India – India’s ministry of shipping is to invest 100 million rupees (US$ 1.5 million) in improving ship recycling conditions at the Alang-Sosiya recycling yard in Gujarat. Most of the money will go into workforce safety training.
The investment forms part of India’s Coastal Community Development Programme and an estimated 30 million rupees will be spent in this field over the next three years.
This shipbreaking training initiative has been designed according to the National Skill Qualification Framework and will focus on safety issues likely to lead to injury, death or chronic occupational diseases.
Owing to the hazardous nature of shipbreaking in India, the Gujarat Maritime Board set up a local Safety Training and Labour Welfare Institute which has gone on to train some 100 000 labourers at the Alang hub over the last decade. The Alang-Sosiya yard is one of the biggest in Asia, recycling on average some 350 vessels per year and generating more than 3 million tonnes of steel scrap.
News of the safety training investment comes after several gas cylinder explosions on board an oil production and storage tanker beached at the Gadani shipbreaking plot killed at least 21 workers and seriously injured around 60 more.

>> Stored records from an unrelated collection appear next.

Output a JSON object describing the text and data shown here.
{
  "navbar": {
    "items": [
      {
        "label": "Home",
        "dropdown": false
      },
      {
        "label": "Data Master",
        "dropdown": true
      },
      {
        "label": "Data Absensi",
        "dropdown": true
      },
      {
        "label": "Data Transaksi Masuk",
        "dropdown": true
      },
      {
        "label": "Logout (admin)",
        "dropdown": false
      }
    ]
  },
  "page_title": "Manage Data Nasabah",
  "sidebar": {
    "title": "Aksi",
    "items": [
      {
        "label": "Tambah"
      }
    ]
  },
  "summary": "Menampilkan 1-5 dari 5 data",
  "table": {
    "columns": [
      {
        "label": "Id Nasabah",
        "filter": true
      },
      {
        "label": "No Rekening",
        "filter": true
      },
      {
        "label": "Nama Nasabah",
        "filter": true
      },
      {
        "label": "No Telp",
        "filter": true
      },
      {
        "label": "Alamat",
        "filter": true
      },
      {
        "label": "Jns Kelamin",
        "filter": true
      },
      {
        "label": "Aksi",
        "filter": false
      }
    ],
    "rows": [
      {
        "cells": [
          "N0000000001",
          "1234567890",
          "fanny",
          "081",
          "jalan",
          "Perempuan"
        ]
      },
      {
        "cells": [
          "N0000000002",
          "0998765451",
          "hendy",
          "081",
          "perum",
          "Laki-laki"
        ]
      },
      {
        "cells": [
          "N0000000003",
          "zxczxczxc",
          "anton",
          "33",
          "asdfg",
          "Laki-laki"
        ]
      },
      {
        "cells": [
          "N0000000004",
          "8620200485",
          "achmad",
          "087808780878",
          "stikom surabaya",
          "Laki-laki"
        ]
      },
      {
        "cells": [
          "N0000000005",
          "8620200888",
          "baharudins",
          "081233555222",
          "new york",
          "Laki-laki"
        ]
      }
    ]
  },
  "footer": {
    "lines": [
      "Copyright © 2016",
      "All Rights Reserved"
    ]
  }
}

‘This terrific accident is a painful reminder of the dangerous working conditions at the shipbreaking yards in Gadani,’ comments Ingvild Jenssen, policy director of the NGO Shipbreaking Platform.

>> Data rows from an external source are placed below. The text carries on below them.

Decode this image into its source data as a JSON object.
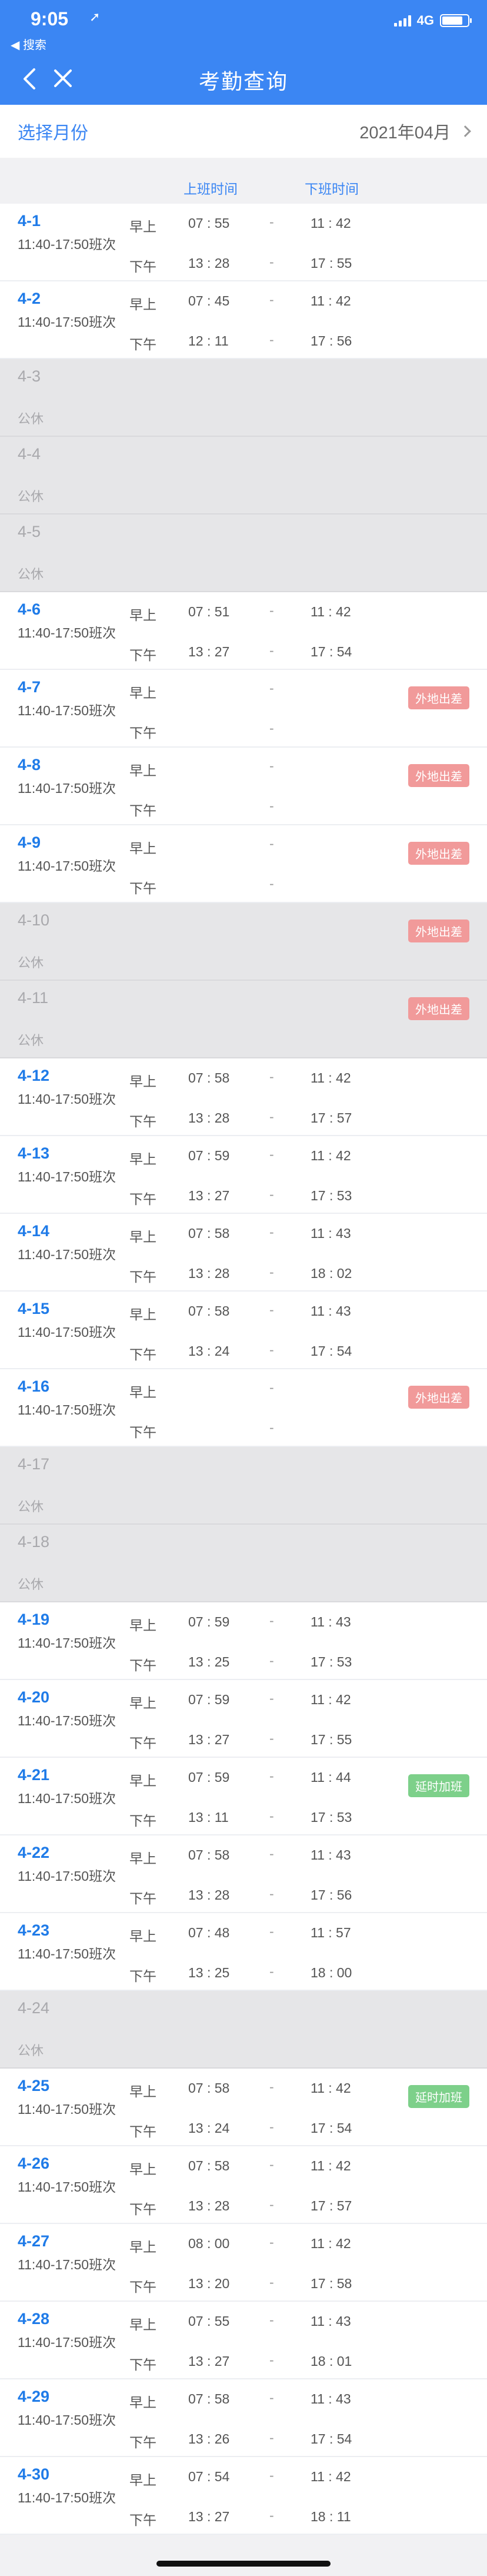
{
  "status_bar": {
    "time": "9:05",
    "back_app": "◀ 搜索",
    "network": "4G",
    "battery_level": 0.8
  },
  "nav": {
    "title": "考勤查询"
  },
  "month_bar": {
    "label": "选择月份",
    "value": "2021年04月"
  },
  "columns": {
    "clock_in": "上班时间",
    "clock_out": "下班时间"
  },
  "labels": {
    "am": "早上",
    "pm": "下午",
    "dash": "-",
    "rest": "公休"
  },
  "colors": {
    "brand": "#3b86f3",
    "business_trip": "#f19a9a",
    "overtime": "#7dd08a"
  },
  "days": [
    {
      "date": "4-1",
      "shift": "11:40-17:50班次",
      "am_in": "07 : 55",
      "am_out": "11 : 42",
      "pm_in": "13 : 28",
      "pm_out": "17 : 55"
    },
    {
      "date": "4-2",
      "shift": "11:40-17:50班次",
      "am_in": "07 : 45",
      "am_out": "11 : 42",
      "pm_in": "12 : 11",
      "pm_out": "17 : 56"
    },
    {
      "date": "4-3",
      "rest": true
    },
    {
      "date": "4-4",
      "rest": true
    },
    {
      "date": "4-5",
      "rest": true
    },
    {
      "date": "4-6",
      "shift": "11:40-17:50班次",
      "am_in": "07 : 51",
      "am_out": "11 : 42",
      "pm_in": "13 : 27",
      "pm_out": "17 : 54"
    },
    {
      "date": "4-7",
      "shift": "11:40-17:50班次",
      "am_in": "",
      "am_out": "",
      "pm_in": "",
      "pm_out": "",
      "tag": "外地出差",
      "tag_type": "trip"
    },
    {
      "date": "4-8",
      "shift": "11:40-17:50班次",
      "am_in": "",
      "am_out": "",
      "pm_in": "",
      "pm_out": "",
      "tag": "外地出差",
      "tag_type": "trip"
    },
    {
      "date": "4-9",
      "shift": "11:40-17:50班次",
      "am_in": "",
      "am_out": "",
      "pm_in": "",
      "pm_out": "",
      "tag": "外地出差",
      "tag_type": "trip"
    },
    {
      "date": "4-10",
      "rest": true,
      "tag": "外地出差",
      "tag_type": "trip"
    },
    {
      "date": "4-11",
      "rest": true,
      "tag": "外地出差",
      "tag_type": "trip"
    },
    {
      "date": "4-12",
      "shift": "11:40-17:50班次",
      "am_in": "07 : 58",
      "am_out": "11 : 42",
      "pm_in": "13 : 28",
      "pm_out": "17 : 57"
    },
    {
      "date": "4-13",
      "shift": "11:40-17:50班次",
      "am_in": "07 : 59",
      "am_out": "11 : 42",
      "pm_in": "13 : 27",
      "pm_out": "17 : 53"
    },
    {
      "date": "4-14",
      "shift": "11:40-17:50班次",
      "am_in": "07 : 58",
      "am_out": "11 : 43",
      "pm_in": "13 : 28",
      "pm_out": "18 : 02"
    },
    {
      "date": "4-15",
      "shift": "11:40-17:50班次",
      "am_in": "07 : 58",
      "am_out": "11 : 43",
      "pm_in": "13 : 24",
      "pm_out": "17 : 54"
    },
    {
      "date": "4-16",
      "shift": "11:40-17:50班次",
      "am_in": "",
      "am_out": "",
      "pm_in": "",
      "pm_out": "",
      "tag": "外地出差",
      "tag_type": "trip"
    },
    {
      "date": "4-17",
      "rest": true
    },
    {
      "date": "4-18",
      "rest": true
    },
    {
      "date": "4-19",
      "shift": "11:40-17:50班次",
      "am_in": "07 : 59",
      "am_out": "11 : 43",
      "pm_in": "13 : 25",
      "pm_out": "17 : 53"
    },
    {
      "date": "4-20",
      "shift": "11:40-17:50班次",
      "am_in": "07 : 59",
      "am_out": "11 : 42",
      "pm_in": "13 : 27",
      "pm_out": "17 : 55"
    },
    {
      "date": "4-21",
      "shift": "11:40-17:50班次",
      "am_in": "07 : 59",
      "am_out": "11 : 44",
      "pm_in": "13 : 11",
      "pm_out": "17 : 53",
      "tag": "延时加班",
      "tag_type": "overtime"
    },
    {
      "date": "4-22",
      "shift": "11:40-17:50班次",
      "am_in": "07 : 58",
      "am_out": "11 : 43",
      "pm_in": "13 : 28",
      "pm_out": "17 : 56"
    },
    {
      "date": "4-23",
      "shift": "11:40-17:50班次",
      "am_in": "07 : 48",
      "am_out": "11 : 57",
      "pm_in": "13 : 25",
      "pm_out": "18 : 00"
    },
    {
      "date": "4-24",
      "rest": true
    },
    {
      "date": "4-25",
      "shift": "11:40-17:50班次",
      "am_in": "07 : 58",
      "am_out": "11 : 42",
      "pm_in": "13 : 24",
      "pm_out": "17 : 54",
      "tag": "延时加班",
      "tag_type": "overtime"
    },
    {
      "date": "4-26",
      "shift": "11:40-17:50班次",
      "am_in": "07 : 58",
      "am_out": "11 : 42",
      "pm_in": "13 : 28",
      "pm_out": "17 : 57"
    },
    {
      "date": "4-27",
      "shift": "11:40-17:50班次",
      "am_in": "08 : 00",
      "am_out": "11 : 42",
      "pm_in": "13 : 20",
      "pm_out": "17 : 58"
    },
    {
      "date": "4-28",
      "shift": "11:40-17:50班次",
      "am_in": "07 : 55",
      "am_out": "11 : 43",
      "pm_in": "13 : 27",
      "pm_out": "18 : 01"
    },
    {
      "date": "4-29",
      "shift": "11:40-17:50班次",
      "am_in": "07 : 58",
      "am_out": "11 : 43",
      "pm_in": "13 : 26",
      "pm_out": "17 : 54"
    },
    {
      "date": "4-30",
      "shift": "11:40-17:50班次",
      "am_in": "07 : 54",
      "am_out": "11 : 42",
      "pm_in": "13 : 27",
      "pm_out": "18 : 11"
    }
  ]
}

Abid Qaiyum Suleri, executive director of the Sustainable Development Policy Institute, adds: ‘Health and safety must come first. This terrible blast could have been avoided.’ Rescue operations proved extremely difficult owing to the lack of ambulances and firefighting equipment, and because rapid access to the ship and the workers stuck inside were ‘extremely challenging’, he points out.